Not this year.
Despite heavy anticipation that horse racing would have its first Triple Crown winner since Affirmed in 1978, I'll Have Another is not running the Belmont Stakes on Saturday. During an interview on the "Dan Patrick Show" on Friday, trainer Doug O'Neill broke the news.
The surprise scratch is the result of an injury, with O'Neill telling the Dan Patrick Show that the horse "has the start of some tendonitis in the left front leg.” O'Neill went on to reveal that he doesn't expect the horse to race again.
"The horse is sound and happy, but it's not worth it," O'Neill would later tell The Associated Press.
The New York Racing Association quickly scheduled a press conference for 1 p.m. on Friday. During the press conference held at Belmont Park, it was announced that I'll Have Another is retired from racing.
Very early on Friday morning, O'Neill had worked out I'll Have Another, getting the chestnut colt out on the track at Belmont at 5:30 a.m., according to the New York Daily News.

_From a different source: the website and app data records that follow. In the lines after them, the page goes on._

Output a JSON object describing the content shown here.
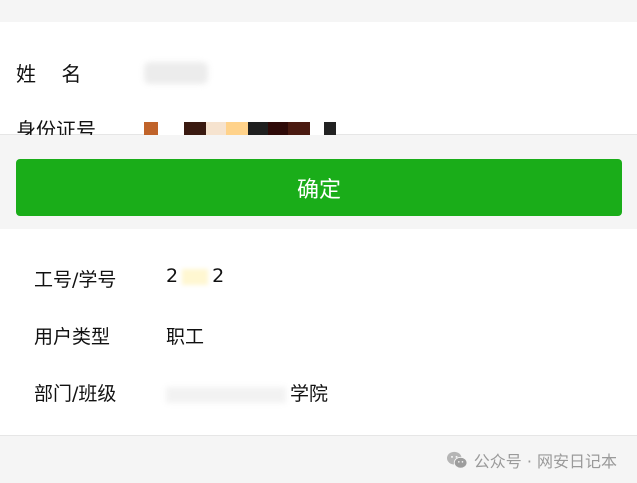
{
  "form": {
    "name_label": "姓    名",
    "id_label": "身份证号",
    "redaction_colors": [
      "#c0632a",
      "#ffffff",
      "#3a1a10",
      "#f6e3cf",
      "#ffd28a",
      "#1f1f1f",
      "#2e0a08",
      "#4a1a10",
      "#ffffff",
      "#222222"
    ]
  },
  "button": {
    "label": "确定",
    "color": "#1aad19"
  },
  "info": {
    "staff_id_label": "工号/学号",
    "staff_id_prefix": "2",
    "staff_id_suffix": "2",
    "user_type_label": "用户类型",
    "user_type_value": "职工",
    "dept_label": "部门/班级",
    "dept_suffix": "学院"
  },
  "footer": {
    "watermark_text": "公众号 · 网安日记本"
  }
}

"He is fit and ready to go and we are just trying to let him bring as much energy to the table tomorrow as possible," O'Neill told the News hours before announcing the scratch during a radio appearance, later adding, "We are ready to roll."
I'll Have Another is far from the first horse to win the first two legs of the Triple Crown before failing to finish it off. The scratch for I'll Have Another marks just the third time in the history of the Triple Crown that a horse has won the first two legs but not run the Belmont. During the 1930s, Burgo King and Bold Venture captured the Derby and the Preakness but did not start the Belmont.
Here are the alibis (or excuses) for some of the other notable horses that came close but never celebrated the feat.
*Captions via AP